| PROMPT |
Lift every line from the entries that includes the word "date".

| DATASET RECORDS |
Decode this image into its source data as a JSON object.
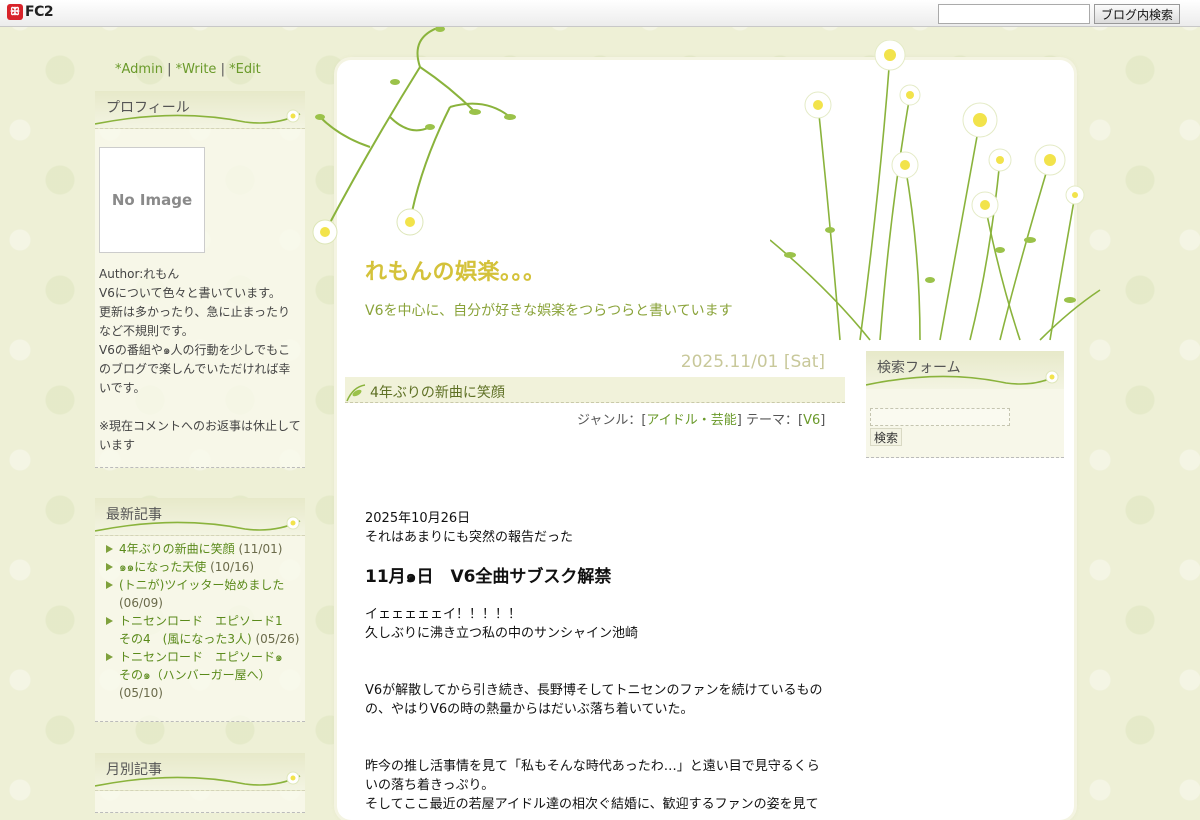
{
  "fc2_bar": {
    "logo_mark": "ꕥ",
    "logo_text": "FC2",
    "search_placeholder": "",
    "search_button": "ブログ内検索"
  },
  "admin_links": {
    "admin": "*Admin",
    "write": "*Write",
    "edit": "*Edit",
    "sep": "|"
  },
  "profile": {
    "heading": "プロフィール",
    "image_alt": "No Image",
    "author": "Author:れもん",
    "lines": [
      "V6について色々と書いています。",
      "更新は多かったり、急に止まったりなど不規則です。",
      "V6の番組や๑人の行動を少しでもこのブログで楽しんでいただければ幸いです。",
      "",
      "※現在コメントへのお返事は休止しています"
    ]
  },
  "recent": {
    "heading": "最新記事",
    "items": [
      {
        "title": "4年ぶりの新曲に笑顔",
        "date": "(11/01)"
      },
      {
        "title": "๑๑になった天使",
        "date": "(10/16)"
      },
      {
        "title": "(トニが)ツイッター始めました",
        "date": "(06/09)"
      },
      {
        "title": "トニセンロード　エピソード1　　その4　(風になった3人)",
        "date": "(05/26)"
      },
      {
        "title": "トニセンロード　エピソード๑　その๑（ハンバーガー屋へ）",
        "date": "(05/10)"
      }
    ]
  },
  "monthly": {
    "heading": "月別記事"
  },
  "blog": {
    "title": "れもんの娯楽。。。",
    "description": "V6を中心に、自分が好きな娯楽をつらつらと書いています"
  },
  "post": {
    "date": "2025.11/01 [Sat]",
    "title": "4年ぶりの新曲に笑顔",
    "genre_label": "ジャンル：[",
    "genre": "アイドル・芸能",
    "theme_label": "] テーマ：[",
    "theme": "V6",
    "theme_close": "]",
    "body": {
      "p1": "2025年10月26日",
      "p2": "それはあまりにも突然の報告だった",
      "heading": "11月๑日　V6全曲サブスク解禁",
      "p3": "イェェェェェイ！！！！！",
      "p4": "久しぶりに沸き立つ私の中のサンシャイン池崎",
      "p5": "V6が解散してから引き続き、長野博そしてトニセンのファンを続けているものの、やはりV6の時の熱量からはだいぶ落ち着いていた。",
      "p6": "昨今の推し活事情を見て「私もそんな時代あったわ…」と遠い目で見守るくらいの落ち着きっぷり。",
      "p7": "そしてここ最近の若屋アイドル達の相次ぐ結婚に、歓迎するファンの姿を見て"
    }
  },
  "search_form": {
    "heading": "検索フォーム",
    "button": "検索"
  },
  "colors": {
    "accent": "#6a9a2a",
    "title": "#d4c23a",
    "desc": "#8aa33a"
  }
}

| SOLUTION TO THIS EXERCISE |
        "date": "(11/01)"
        "date": "(10/16)"
        "date": "(06/09)"
        "date": "(05/26)"
        "date": "(05/10)"
    "date": "2025.11/01 [Sat]",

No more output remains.